**Action item**
Wherever the string "screenshot" appears in the entries below, return the line that holds it.

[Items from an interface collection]
((

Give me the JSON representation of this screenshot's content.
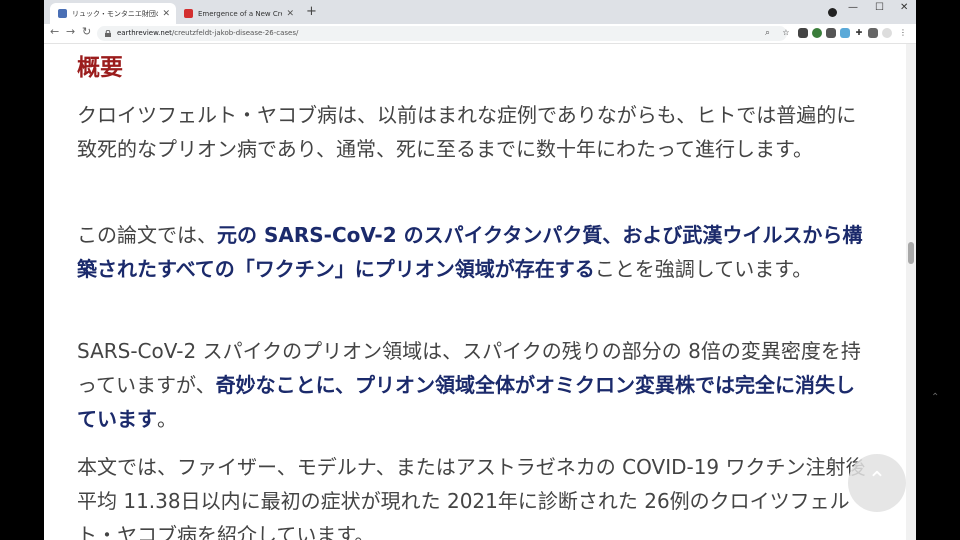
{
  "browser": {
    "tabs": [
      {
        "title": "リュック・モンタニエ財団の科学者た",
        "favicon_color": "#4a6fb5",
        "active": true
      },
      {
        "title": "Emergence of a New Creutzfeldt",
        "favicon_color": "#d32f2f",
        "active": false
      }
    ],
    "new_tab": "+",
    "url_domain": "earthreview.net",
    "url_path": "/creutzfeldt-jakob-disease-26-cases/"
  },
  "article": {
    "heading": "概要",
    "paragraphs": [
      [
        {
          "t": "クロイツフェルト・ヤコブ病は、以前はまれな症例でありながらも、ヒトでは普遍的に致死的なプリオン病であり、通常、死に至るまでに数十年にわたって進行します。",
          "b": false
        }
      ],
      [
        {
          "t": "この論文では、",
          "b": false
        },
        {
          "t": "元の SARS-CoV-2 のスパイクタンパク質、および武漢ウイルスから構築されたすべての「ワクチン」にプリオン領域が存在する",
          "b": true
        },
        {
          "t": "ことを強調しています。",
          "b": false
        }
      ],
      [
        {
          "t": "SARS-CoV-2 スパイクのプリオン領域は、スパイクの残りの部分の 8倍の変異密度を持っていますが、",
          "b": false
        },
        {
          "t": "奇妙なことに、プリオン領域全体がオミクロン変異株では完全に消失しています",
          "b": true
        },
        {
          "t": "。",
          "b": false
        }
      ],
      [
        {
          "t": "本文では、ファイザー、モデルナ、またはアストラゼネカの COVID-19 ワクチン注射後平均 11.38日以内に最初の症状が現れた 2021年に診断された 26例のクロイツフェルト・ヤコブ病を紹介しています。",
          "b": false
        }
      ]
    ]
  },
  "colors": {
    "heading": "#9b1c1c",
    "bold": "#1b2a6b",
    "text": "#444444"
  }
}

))
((

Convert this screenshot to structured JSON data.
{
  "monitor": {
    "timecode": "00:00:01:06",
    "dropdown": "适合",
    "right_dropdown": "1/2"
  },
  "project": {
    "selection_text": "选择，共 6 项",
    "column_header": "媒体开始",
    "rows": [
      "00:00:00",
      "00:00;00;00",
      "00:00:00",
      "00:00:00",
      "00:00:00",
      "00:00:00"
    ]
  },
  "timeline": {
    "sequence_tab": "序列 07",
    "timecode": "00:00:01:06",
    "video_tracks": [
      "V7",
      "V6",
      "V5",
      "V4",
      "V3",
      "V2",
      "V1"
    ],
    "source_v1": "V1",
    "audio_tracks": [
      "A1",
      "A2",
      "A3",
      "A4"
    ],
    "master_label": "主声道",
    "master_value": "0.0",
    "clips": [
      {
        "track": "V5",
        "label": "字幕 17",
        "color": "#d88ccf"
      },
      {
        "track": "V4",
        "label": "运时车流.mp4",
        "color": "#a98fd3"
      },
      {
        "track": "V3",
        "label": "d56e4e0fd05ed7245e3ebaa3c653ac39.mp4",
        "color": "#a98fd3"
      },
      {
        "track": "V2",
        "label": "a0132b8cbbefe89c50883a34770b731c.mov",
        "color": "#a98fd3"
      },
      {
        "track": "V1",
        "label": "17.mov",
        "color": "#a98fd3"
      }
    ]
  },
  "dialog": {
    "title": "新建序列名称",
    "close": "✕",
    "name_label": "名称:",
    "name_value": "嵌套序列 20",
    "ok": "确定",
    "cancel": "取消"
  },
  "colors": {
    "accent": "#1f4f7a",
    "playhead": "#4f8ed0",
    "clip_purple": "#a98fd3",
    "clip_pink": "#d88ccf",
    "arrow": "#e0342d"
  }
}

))

**Finished task**
Give me the JSON representation of this screenshot's content.
Convert this screenshot to structured JSON data.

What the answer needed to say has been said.